69. A Member enquired about the current rate for treating chemical waste and how regularly the rate was reviewed. In response, Dr. Chan said that under the present charges, the Government only recovered 31% of the variable operating cost of CWTC but not the capital cost nor the fixed operating cost. Mr. Pang said that the rate had not been reviewed since 1997 because of the economic climate. The operating cost of the CWTC in 2001 was about HK$420 million.
70. A Member asked whether there had been a reduction in the volume of chemical waste treated by CWTC since charging was in place. In response, Dr. Chan said that the volume of chemical waste treated would vary with a number of factors, for example, the overall local industrial pattern.

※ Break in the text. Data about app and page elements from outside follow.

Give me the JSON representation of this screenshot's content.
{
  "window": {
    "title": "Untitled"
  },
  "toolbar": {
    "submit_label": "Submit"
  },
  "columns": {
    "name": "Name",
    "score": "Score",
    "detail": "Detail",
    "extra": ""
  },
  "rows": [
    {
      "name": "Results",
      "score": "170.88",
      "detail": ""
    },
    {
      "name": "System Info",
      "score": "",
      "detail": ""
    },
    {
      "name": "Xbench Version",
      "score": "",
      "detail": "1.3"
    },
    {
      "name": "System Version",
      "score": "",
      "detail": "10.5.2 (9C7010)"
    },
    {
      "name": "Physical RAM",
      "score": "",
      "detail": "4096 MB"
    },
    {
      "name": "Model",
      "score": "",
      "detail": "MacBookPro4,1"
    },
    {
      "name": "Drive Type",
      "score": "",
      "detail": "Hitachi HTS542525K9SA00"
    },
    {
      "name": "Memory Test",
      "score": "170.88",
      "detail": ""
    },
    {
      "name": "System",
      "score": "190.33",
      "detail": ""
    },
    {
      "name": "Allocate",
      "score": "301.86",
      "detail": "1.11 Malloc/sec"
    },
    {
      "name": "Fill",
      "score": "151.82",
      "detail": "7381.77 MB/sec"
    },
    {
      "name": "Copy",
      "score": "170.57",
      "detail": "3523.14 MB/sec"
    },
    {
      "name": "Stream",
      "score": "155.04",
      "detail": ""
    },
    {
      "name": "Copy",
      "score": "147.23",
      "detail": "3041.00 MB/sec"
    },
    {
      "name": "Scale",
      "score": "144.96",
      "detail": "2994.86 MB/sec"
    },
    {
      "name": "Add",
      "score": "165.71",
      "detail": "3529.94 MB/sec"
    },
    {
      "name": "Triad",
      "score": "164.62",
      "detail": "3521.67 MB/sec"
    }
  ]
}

Furthermore, some large organizations would prefer having their own in-house treatment facility. The volume of chemical waste treated by CWTC had decreased due to installation of in-house treatment facilities or manufacturing activities moving out of Hong Kong.
71. The Chairman asked whether the samples of dioxin-containing waste taken by the Hong Kong Productivity Council for monitoring purpose were taken on a fixed timing or on random dates and times. In response, Mr. Zorn said that the timing was fixed to tie in with the tests carried out by the Government Laboratory on the samples taken from the monitoring station of the housing estates. The Chairman suggested taking random samples to increase the credibility of the monitoring exercise.
72. A Member asked whether there was any possibility to further increase the frequency of monitoring. In response, Mr. Zorn said that there was no equipment capable of continuous dioxin monitoring. Since laboratory testing took four days to complete, it would be impractical to take a daily sample. Weekly monitoring was plausible but would be very costly. Besides, no other incineration facilities except the CWTC conducted monitoring of dioxin emission on a monthly basis. The common frequency was annually or semi-annually.
73. The Chairman thanked the presentation team for the briefing.
Agenda Item 7 : Any Other Business
Tentative items for discussion at the next meeting
74. The Chairman informed Members that due to the long agenda of the meeting, the item on the progress report of the Task Force (Black Spots) had to be deferred. The Task Force had advised the Secretariat that they preferred to present the report in September.
Visit to Stonecutters Island Sewage Treatment Works - Compact Sewage Treatment Technology Pilot Plant Trials
75. The Chairman reported that he and three other Members had signed up for the July 23rd visit and encouraged more Members to join.
Informal meeting with the Legislative Council Panel on Environmental Affairs
76. The Chairman informed Members that due to the tight meeting schedule of the LegCo Panel on Environmental Affairs in June and July 2002, the Panel suggested postponing the informal meeting to September. The Secretariat would bring up the matter in due course.
Agenda Item 8 : Date of next meeting
77. The next meeting was scheduled for 29 July 2002.